Nestor Kirchner, the former president who handed the reins of power to his wife in 2007, resigned as head of the Peronist Party on Monday, following a mid-term election rout.
The Kirchners lost their majority in the 72-member Senate, where they will now be forced to build an alliance in order to continue governing, and shed seats in the lower Chamber of Deputies as well.
President Kirchner, at a rare post-election press conference, said her party and its allies now “must negotiate and reach consensus” with other blocs.
“The government is going to require an exercise in consensus and agreements in order to govern, but building consensus also depends on the other parties,” she said.

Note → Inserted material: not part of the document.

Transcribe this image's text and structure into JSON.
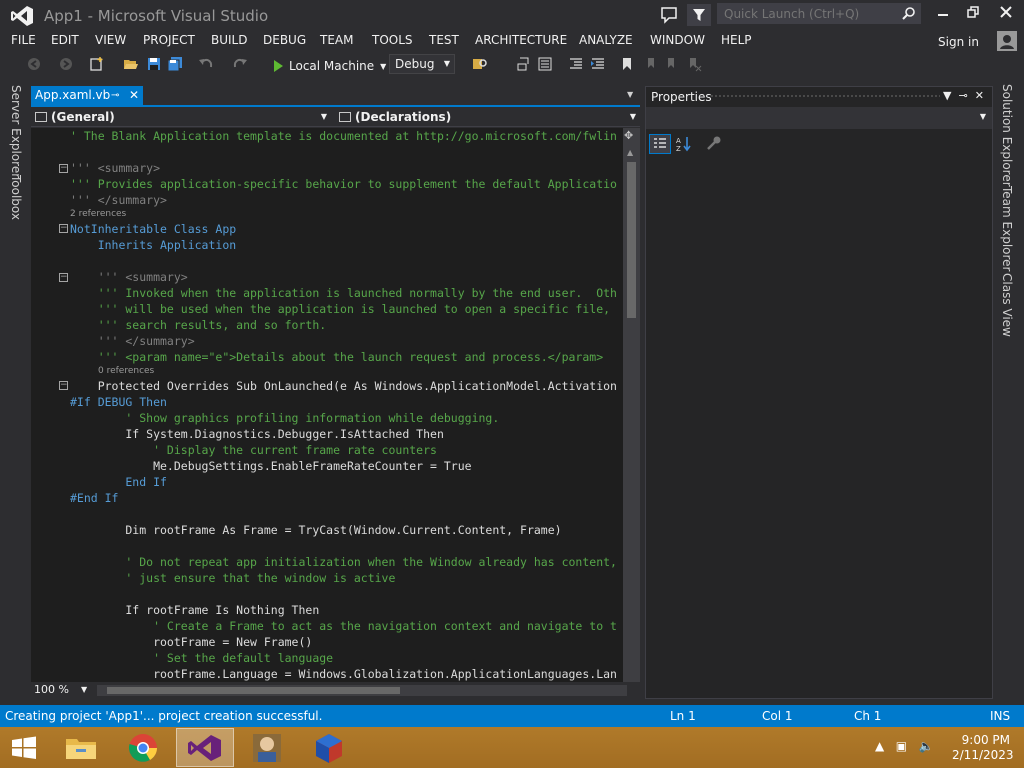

Kirchner said her seats dropped to 35 from 37 in the Senate, where her allies also shrank by two. And in the 256-member lower house her lawmakers dropped eight seats, to 107 from 115, not counting allies from other parties.

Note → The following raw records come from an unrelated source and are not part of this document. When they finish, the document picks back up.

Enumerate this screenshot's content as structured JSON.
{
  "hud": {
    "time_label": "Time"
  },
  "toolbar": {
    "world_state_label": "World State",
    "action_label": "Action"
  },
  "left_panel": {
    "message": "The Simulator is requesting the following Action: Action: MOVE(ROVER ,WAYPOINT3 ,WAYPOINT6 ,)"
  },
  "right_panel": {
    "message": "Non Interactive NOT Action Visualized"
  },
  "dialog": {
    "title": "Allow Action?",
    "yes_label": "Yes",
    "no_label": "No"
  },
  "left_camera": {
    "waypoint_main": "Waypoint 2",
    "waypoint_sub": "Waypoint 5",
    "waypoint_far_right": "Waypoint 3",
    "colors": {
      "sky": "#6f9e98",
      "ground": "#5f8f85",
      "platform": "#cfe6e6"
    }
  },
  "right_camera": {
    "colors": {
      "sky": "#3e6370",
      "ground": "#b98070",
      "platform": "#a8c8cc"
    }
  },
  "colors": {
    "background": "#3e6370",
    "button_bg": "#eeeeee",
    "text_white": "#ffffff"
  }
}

But the 56-year-old leader insisted she had no plans to shake up her Cabinet, other than to replace Graciela Ocana, who resigned her post as health minister.

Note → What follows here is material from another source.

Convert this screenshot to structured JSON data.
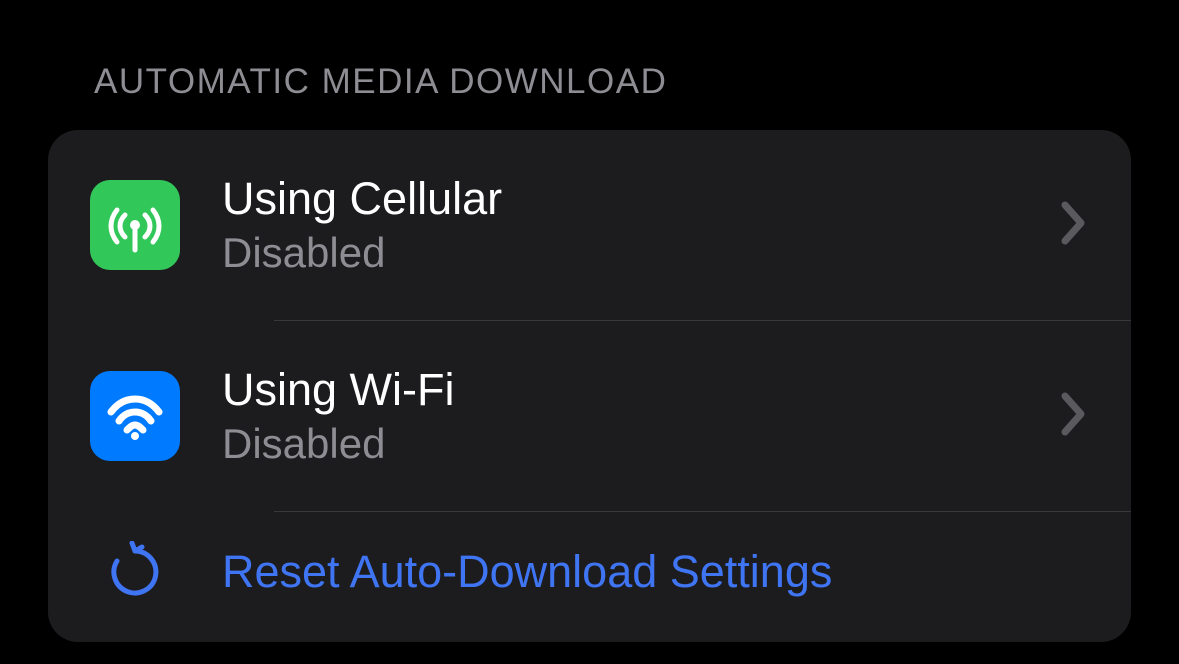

“I don’t see the need to make changes in the Cabinet because of the election results,” Kirchner said.
Nestor Kirchner was soundly defeated in Buenos Aires Province, where 40 percent of Argentina’s voters live, by rival Francisco De Narvaez, who represents a strain within the Peronist movement that favors a return to neoliberal ideas.
The ex-president said his decision to resign was “irreversible” and called on his running mate, governor of Buenos Aires Province Daniel Scioli, to “take on the challenge of assuming control of the party,” official news agency Telam reported.
The Kirchners were defeated in the capital and Buenos Aires Province, in major provinces including Santa Fe, Cordoba and Mendoza, and even in their stronghold, Santa Cruz. The pair had built their political success on Argentina’s return to growth after the 2001-2002 economic crisis, but had suffered amid the country’s current financial downturn.
Economists say Argentina is entering a recession, despite government figures that suggest otherwise.
Kirchner’s opponent De Narvaez, a wealthy tycoon who spent millions on his campaign, boasted on Monday that “we have turned a page in Argentine history.”
“A new history will dawn in the life of every Argentine,” he said.
But even with the opposition winning 70 percent of the vote, it remains sharply divided between right-leaning Peronists, Social Democrats and small leftist parties.
Ricardo Alfonsin, a center-right opposition leader who won a seat in the Chamber of Deputies, praised the performance of an alliance between center-right and center-left liberal politicians.
“We have now become the main opposition force,” the son of former Argentine president Raul Alfonsin said.
The elections, in which half of the seats in the Chamber of Deputies and a third in the Senate were in play, produced some clues about the future of Argentine politics.
Former Formula One driver Carlos Reutemann, Buenos Aires Mayor Mauricio Macri and Vice President Julio Cobos now all appear to be potential presidential contenders in 2011.